   Jeremy Tatum writes:  I visited Goldstream Park Nature House this morning.  There were dozens of Winter Moths there, but as far as I could see they were all Operophtera brumata.  I didn’t see any that I thought were O. bruceata.  I wonder if they have a different flight period, because I know I have seen them there before.  The only other moths I saw there were a Triphosa haesitata (American Tissue Moth), which was too high up to photograph, and the moth below.  The question is:  What is it?  It is certainly Erannis sp., and it is not E. tiliaria.  Is it the European E. defoliaria (which I think it is!), or is it E. vancouverensis?   Are these two really distinct species?  If so, which is the one we get here?  Is there really such an animal as E. vancouverensis?  For safely, I’ll just label it Erannis sp.  (even though I think it’s defoliaria!).


Erannis sp.  (Lep.: Geometridae)  Jeremy Tatum

November 15

2018 November 15

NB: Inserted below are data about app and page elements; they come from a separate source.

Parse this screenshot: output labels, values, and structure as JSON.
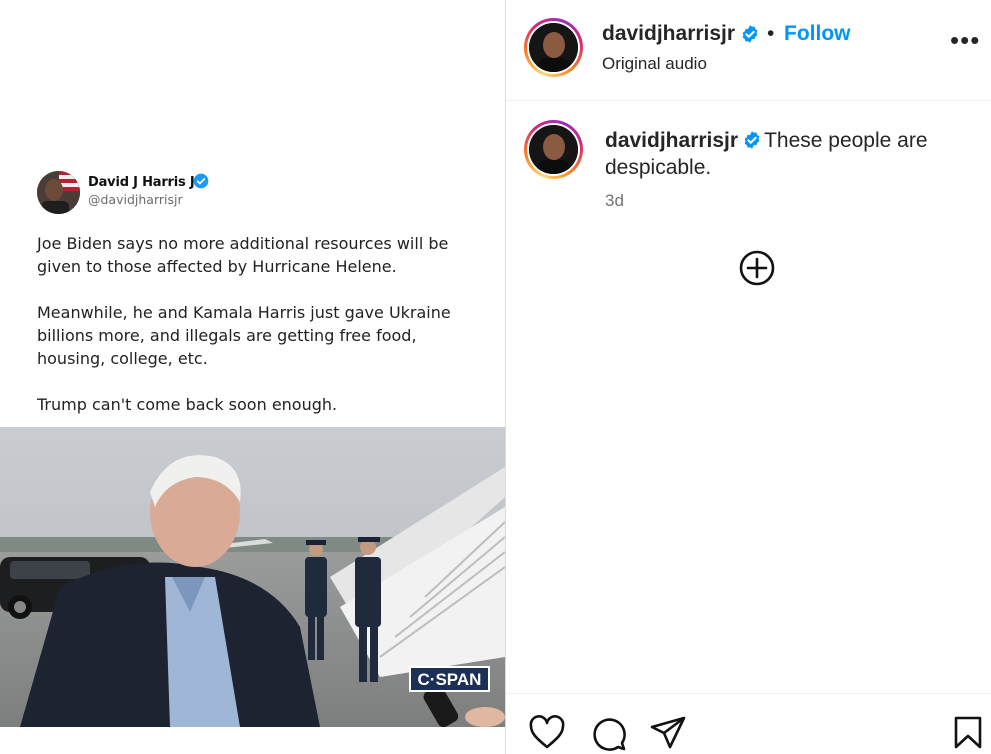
{
  "tweet": {
    "name": "David J Harris Jr",
    "handle": "@davidjharrisjr",
    "paragraphs": [
      "Joe Biden says no more additional resources will be given to those affected by Hurricane Helene.",
      "Meanwhile, he and Kamala Harris just gave Ukraine billions more, and illegals are getting free food, housing, college, etc.",
      "Trump can't come back soon enough."
    ]
  },
  "video": {
    "logo_text": "C·SPAN"
  },
  "header": {
    "username": "davidjharrisjr",
    "separator": "•",
    "follow_label": "Follow",
    "subtitle": "Original audio",
    "more_label": "•••"
  },
  "caption": {
    "username": "davidjharrisjr",
    "text": "These people are despicable.",
    "time": "3d"
  },
  "icons": {
    "verified": "verified-badge-icon",
    "more": "more-options-icon",
    "add": "add-comment-icon",
    "like": "heart-icon",
    "comment": "comment-icon",
    "share": "send-icon",
    "save": "bookmark-icon"
  },
  "colors": {
    "follow": "#0095f6",
    "verified": "#1d9bf0",
    "text": "#262626",
    "muted": "#737373"
  }
}
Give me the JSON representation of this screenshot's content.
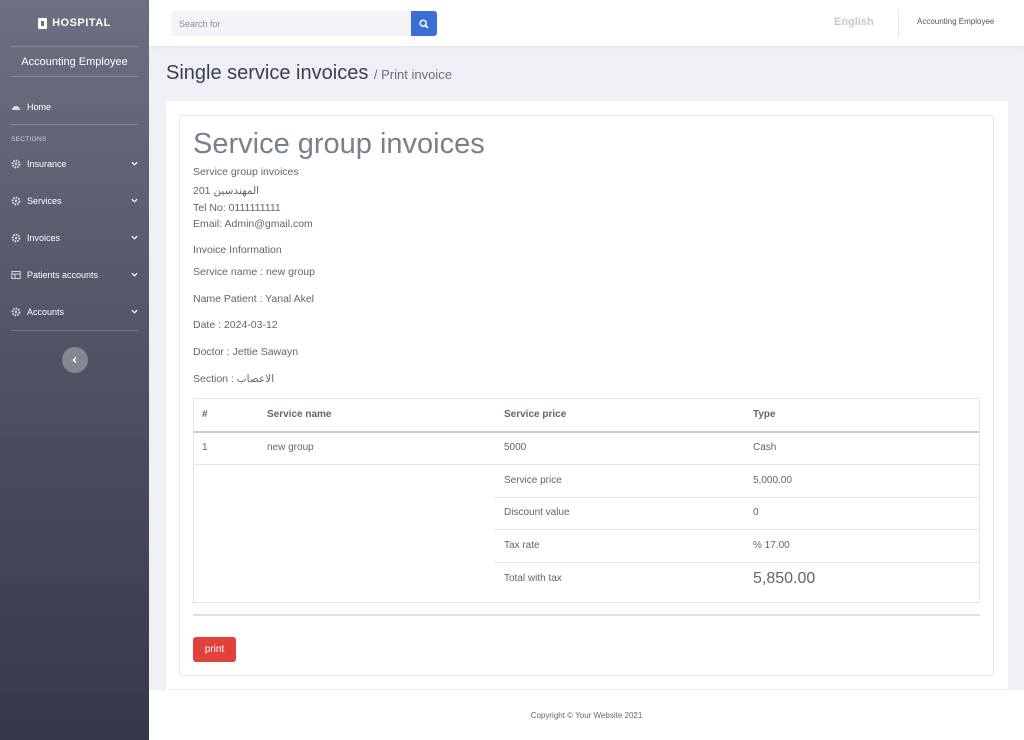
{
  "sidebar": {
    "brand": "HOSPITAL",
    "user": "Accounting Employee",
    "home": "Home",
    "section_label": "SECTIONS",
    "items": [
      {
        "label": "Insurance",
        "icon": "gear-icon"
      },
      {
        "label": "Services",
        "icon": "gear-icon"
      },
      {
        "label": "Invoices",
        "icon": "gear-icon"
      },
      {
        "label": "Patients accounts",
        "icon": "table-icon"
      },
      {
        "label": "Accounts",
        "icon": "gear-icon"
      }
    ]
  },
  "topbar": {
    "search_placeholder": "Search for",
    "language": "English",
    "user": "Accounting Employee"
  },
  "page": {
    "title": "Single service invoices",
    "breadcrumb": "/ Print invoice"
  },
  "invoice": {
    "title": "Service group invoices",
    "subtitle": "Service group invoices",
    "address": "201 المهندسين",
    "tel": "Tel No: 0111111111",
    "email": "Email: Admin@gmail.com",
    "info_heading": "Invoice Information",
    "service_name": "Service name : new group",
    "patient": "Name Patient : Yanal Akel",
    "date": "Date : 2024-03-12",
    "doctor": "Doctor : Jettie Sawayn",
    "section": "Section : الاعصاب"
  },
  "table": {
    "headers": [
      "#",
      "Service name",
      "Service price",
      "Type"
    ],
    "row": [
      "1",
      "new group",
      "5000",
      "Cash"
    ],
    "summary": [
      {
        "label": "Service price",
        "value": "5,000.00"
      },
      {
        "label": "Discount value",
        "value": "0"
      },
      {
        "label": "Tax rate",
        "value": "% 17.00"
      },
      {
        "label": "Total with tax",
        "value": "5,850.00"
      }
    ]
  },
  "print_label": "print",
  "footer": "Copyright © Your Website 2021",
  "colors": {
    "accent": "#3b6fd4",
    "print": "#e2413b"
  }
}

   Jochen Möhr sends a photograph of a European Winter Moth from Metchosin.   Now we need someone to go out to the Goldstream Park Nature House and photograph a native Bruce’s Winter Moth for us!


Winter Moth Operophtera brumata (Lep.: Geometridae)  Jochen Möhr


   Libby sent several photographs (two below) of Winter Moths from Port Alberni.  We think they are all O. brumata.


Winter Moth Operophtera brumata (Lep.: Geometridae)  Libby Avis


Winter Moth Operophtera brumata (Lep.: Geometridae)  Libby Avis